### What is expected
All that is required is the number of lines in this listing that hold "text".

### Available data
┄┄┄┄┄┄┄┄┄┄┄┄┄┄┄┄┄┄┄┄
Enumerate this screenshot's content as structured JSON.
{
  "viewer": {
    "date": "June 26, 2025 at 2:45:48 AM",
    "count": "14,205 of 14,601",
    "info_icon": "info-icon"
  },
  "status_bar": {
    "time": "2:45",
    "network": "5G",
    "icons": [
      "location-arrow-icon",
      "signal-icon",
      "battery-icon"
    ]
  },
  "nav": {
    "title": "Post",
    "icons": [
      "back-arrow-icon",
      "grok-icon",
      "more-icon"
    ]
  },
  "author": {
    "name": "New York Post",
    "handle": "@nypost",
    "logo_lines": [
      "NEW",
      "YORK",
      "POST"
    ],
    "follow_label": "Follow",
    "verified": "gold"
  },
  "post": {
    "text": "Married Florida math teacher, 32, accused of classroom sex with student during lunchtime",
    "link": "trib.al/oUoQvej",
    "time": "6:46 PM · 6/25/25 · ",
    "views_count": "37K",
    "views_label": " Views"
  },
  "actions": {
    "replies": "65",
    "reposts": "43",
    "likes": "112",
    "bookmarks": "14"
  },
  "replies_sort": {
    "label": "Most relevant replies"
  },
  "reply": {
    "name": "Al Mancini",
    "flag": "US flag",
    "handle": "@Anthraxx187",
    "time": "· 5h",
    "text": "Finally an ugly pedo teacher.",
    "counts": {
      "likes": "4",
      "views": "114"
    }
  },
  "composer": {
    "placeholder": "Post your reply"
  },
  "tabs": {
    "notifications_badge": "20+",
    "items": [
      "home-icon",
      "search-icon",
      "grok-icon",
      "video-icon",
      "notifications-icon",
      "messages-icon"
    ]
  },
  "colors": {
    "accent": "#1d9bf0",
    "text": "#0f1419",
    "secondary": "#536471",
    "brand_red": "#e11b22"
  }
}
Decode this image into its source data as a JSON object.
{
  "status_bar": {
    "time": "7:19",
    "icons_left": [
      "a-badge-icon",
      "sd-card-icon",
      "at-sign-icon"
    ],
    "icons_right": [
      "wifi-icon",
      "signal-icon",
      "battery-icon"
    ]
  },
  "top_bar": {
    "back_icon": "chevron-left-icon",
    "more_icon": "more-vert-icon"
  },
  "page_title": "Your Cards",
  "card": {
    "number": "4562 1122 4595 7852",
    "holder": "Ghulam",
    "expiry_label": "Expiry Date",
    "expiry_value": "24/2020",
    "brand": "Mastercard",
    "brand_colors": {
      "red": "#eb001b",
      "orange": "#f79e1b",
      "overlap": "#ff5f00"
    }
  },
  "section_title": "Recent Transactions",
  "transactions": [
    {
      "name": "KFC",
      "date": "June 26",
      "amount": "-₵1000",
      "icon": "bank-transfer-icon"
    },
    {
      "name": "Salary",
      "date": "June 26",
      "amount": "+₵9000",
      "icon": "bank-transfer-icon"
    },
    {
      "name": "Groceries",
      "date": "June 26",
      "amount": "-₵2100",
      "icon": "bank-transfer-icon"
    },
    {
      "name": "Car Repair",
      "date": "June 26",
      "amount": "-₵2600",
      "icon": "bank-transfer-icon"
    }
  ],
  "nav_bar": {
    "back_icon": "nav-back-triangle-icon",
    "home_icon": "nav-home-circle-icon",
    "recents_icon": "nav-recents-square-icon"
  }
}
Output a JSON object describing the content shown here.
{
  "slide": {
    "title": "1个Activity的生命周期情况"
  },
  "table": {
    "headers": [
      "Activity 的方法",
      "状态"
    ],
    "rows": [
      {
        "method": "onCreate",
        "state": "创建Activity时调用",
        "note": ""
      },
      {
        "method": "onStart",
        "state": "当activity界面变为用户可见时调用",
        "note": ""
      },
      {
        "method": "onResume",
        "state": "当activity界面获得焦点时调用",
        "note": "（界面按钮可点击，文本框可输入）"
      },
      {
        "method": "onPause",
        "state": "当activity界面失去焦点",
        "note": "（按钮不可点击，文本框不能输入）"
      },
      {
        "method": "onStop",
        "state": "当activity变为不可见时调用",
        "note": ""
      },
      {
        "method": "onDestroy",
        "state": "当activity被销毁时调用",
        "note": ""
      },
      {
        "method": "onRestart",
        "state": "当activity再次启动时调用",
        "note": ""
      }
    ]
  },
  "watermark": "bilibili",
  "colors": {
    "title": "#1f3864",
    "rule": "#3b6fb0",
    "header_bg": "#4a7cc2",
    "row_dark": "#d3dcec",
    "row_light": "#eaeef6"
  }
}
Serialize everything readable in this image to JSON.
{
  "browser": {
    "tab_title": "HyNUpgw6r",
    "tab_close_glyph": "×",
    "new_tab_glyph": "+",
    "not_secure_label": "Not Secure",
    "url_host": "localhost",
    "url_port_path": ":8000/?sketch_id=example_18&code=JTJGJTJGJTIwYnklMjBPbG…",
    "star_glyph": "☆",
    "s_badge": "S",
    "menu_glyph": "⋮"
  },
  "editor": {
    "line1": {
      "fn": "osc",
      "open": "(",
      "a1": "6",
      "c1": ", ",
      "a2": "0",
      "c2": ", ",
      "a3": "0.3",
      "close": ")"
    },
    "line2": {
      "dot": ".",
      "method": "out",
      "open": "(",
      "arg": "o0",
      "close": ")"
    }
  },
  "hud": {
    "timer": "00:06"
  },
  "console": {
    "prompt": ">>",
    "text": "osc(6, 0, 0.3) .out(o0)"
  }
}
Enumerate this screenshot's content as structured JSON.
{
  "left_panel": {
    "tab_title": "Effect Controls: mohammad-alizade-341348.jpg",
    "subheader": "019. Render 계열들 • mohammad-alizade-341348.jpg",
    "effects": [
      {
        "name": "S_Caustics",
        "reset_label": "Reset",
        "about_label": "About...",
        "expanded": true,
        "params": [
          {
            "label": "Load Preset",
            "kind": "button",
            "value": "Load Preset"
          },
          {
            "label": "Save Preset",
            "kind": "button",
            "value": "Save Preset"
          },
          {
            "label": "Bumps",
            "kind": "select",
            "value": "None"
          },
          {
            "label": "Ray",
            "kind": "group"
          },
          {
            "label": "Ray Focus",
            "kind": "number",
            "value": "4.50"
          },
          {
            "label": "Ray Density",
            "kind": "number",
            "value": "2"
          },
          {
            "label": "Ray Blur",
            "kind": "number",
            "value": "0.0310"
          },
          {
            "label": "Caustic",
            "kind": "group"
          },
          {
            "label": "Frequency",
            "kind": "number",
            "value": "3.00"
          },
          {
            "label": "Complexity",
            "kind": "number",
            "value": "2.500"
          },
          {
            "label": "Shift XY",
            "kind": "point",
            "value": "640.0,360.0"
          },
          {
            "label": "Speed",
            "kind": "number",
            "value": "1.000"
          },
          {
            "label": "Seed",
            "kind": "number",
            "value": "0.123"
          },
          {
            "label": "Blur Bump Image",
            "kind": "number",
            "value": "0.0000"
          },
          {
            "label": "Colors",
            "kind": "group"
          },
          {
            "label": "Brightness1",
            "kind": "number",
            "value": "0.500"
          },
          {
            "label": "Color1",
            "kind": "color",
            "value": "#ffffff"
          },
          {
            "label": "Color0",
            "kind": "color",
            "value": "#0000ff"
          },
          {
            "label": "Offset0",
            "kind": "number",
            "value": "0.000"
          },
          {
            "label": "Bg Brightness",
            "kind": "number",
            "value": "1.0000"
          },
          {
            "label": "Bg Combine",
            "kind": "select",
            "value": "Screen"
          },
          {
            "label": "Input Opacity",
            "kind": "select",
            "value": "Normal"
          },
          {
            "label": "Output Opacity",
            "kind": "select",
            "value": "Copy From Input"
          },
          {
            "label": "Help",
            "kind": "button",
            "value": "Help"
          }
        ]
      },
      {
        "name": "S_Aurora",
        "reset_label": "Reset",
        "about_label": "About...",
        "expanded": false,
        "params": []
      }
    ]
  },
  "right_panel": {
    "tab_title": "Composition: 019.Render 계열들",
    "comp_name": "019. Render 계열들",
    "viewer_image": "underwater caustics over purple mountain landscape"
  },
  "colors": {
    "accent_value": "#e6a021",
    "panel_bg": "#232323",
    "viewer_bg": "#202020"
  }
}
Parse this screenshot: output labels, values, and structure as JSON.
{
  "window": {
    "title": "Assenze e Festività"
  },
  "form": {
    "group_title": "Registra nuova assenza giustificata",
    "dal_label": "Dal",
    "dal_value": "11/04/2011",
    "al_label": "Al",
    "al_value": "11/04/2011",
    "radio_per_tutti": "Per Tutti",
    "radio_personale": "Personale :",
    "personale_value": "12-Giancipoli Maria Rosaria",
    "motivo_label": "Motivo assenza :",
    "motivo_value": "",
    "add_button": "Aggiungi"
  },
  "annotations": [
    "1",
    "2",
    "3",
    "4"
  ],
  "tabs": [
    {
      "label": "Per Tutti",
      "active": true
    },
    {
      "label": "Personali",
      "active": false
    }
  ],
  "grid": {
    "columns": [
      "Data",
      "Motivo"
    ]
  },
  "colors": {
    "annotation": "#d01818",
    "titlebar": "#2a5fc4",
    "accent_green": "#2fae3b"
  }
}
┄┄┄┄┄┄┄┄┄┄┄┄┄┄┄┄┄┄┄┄
### Exercise result
4